Write out the records that follow with every word intact.

(Available data begins)

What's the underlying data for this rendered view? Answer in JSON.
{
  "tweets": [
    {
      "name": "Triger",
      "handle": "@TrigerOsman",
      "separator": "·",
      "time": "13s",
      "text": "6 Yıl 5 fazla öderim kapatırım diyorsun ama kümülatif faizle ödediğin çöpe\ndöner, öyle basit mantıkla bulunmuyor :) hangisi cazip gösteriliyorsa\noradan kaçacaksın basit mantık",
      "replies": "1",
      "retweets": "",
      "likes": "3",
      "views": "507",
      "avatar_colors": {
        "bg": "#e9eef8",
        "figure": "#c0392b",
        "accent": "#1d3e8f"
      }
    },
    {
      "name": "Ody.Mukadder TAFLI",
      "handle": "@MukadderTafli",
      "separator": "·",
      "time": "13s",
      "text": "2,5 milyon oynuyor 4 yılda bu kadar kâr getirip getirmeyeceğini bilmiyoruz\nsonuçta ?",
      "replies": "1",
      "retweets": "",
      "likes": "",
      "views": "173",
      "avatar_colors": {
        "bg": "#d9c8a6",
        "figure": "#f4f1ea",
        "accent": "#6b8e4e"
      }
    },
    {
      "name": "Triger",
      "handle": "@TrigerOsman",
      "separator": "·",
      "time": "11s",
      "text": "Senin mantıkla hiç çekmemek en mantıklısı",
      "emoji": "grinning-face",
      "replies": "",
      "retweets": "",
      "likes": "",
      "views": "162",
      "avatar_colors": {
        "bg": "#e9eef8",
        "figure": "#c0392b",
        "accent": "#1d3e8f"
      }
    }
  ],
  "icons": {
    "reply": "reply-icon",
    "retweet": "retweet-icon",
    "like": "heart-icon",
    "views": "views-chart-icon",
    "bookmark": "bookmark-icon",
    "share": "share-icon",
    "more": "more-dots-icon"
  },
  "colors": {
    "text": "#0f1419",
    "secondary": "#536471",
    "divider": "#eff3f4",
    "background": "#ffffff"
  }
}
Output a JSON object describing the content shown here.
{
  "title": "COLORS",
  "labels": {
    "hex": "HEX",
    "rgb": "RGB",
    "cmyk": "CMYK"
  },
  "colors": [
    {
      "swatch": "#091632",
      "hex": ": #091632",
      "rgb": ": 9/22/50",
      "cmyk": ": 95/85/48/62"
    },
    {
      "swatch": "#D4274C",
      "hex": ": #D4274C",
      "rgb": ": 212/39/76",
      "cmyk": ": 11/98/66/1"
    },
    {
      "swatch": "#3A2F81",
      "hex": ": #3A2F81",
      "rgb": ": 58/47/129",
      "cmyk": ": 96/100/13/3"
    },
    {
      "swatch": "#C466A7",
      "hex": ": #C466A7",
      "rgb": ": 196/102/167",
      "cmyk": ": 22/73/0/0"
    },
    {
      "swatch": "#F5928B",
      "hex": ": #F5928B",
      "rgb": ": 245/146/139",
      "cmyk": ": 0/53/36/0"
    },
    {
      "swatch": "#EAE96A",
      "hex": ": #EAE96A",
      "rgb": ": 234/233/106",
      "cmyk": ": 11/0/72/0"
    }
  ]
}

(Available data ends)

▶ _Answer space_
What's the underlying data for this rendered view? Answer in JSON.
{
  "tweets": [
    {
      "name": "Triger",
      "handle": "@TrigerOsman",
      "separator": "·",
      "time": "13s",
      "text": "6 Yıl 5 fazla öderim kapatırım diyorsun ama kümülatif faizle ödediğin çöpe\ndöner, öyle basit mantıkla bulunmuyor :) hangisi cazip gösteriliyorsa\noradan kaçacaksın basit mantık",
      "replies": "1",
      "retweets": "",
      "likes": "3",
      "views": "507",
      "avatar_colors": {
        "bg": "#e9eef8",
        "figure": "#c0392b",
        "accent": "#1d3e8f"
      }
    },
    {
      "name": "Ody.Mukadder TAFLI",
      "handle": "@MukadderTafli",
      "separator": "·",
      "time": "13s",
      "text": "2,5 milyon oynuyor 4 yılda bu kadar kâr getirip getirmeyeceğini bilmiyoruz\nsonuçta ?",
      "replies": "1",
      "retweets": "",
      "likes": "",
      "views": "173",
      "avatar_colors": {
        "bg": "#d9c8a6",
        "figure": "#f4f1ea",
        "accent": "#6b8e4e"
      }
    },
    {
      "name": "Triger",
      "handle": "@TrigerOsman",
      "separator": "·",
      "time": "11s",
      "text": "Senin mantıkla hiç çekmemek en mantıklısı",
      "emoji": "grinning-face",
      "replies": "",
      "retweets": "",
      "likes": "",
      "views": "162",
      "avatar_colors": {
        "bg": "#e9eef8",
        "figure": "#c0392b",
        "accent": "#1d3e8f"
      }
    }
  ],
  "icons": {
    "reply": "reply-icon",
    "retweet": "retweet-icon",
    "like": "heart-icon",
    "views": "views-chart-icon",
    "bookmark": "bookmark-icon",
    "share": "share-icon",
    "more": "more-dots-icon"
  },
  "colors": {
    "text": "#0f1419",
    "secondary": "#536471",
    "divider": "#eff3f4",
    "background": "#ffffff"
  }
}
Output a JSON object describing the content shown here.
{
  "title": "COLORS",
  "labels": {
    "hex": "HEX",
    "rgb": "RGB",
    "cmyk": "CMYK"
  },
  "colors": [
    {
      "swatch": "#091632",
      "hex": ": #091632",
      "rgb": ": 9/22/50",
      "cmyk": ": 95/85/48/62"
    },
    {
      "swatch": "#D4274C",
      "hex": ": #D4274C",
      "rgb": ": 212/39/76",
      "cmyk": ": 11/98/66/1"
    },
    {
      "swatch": "#3A2F81",
      "hex": ": #3A2F81",
      "rgb": ": 58/47/129",
      "cmyk": ": 96/100/13/3"
    },
    {
      "swatch": "#C466A7",
      "hex": ": #C466A7",
      "rgb": ": 196/102/167",
      "cmyk": ": 22/73/0/0"
    },
    {
      "swatch": "#F5928B",
      "hex": ": #F5928B",
      "rgb": ": 245/146/139",
      "cmyk": ": 0/53/36/0"
    },
    {
      "swatch": "#EAE96A",
      "hex": ": #EAE96A",
      "rgb": ": 234/233/106",
      "cmyk": ": 11/0/72/0"
    }
  ]
}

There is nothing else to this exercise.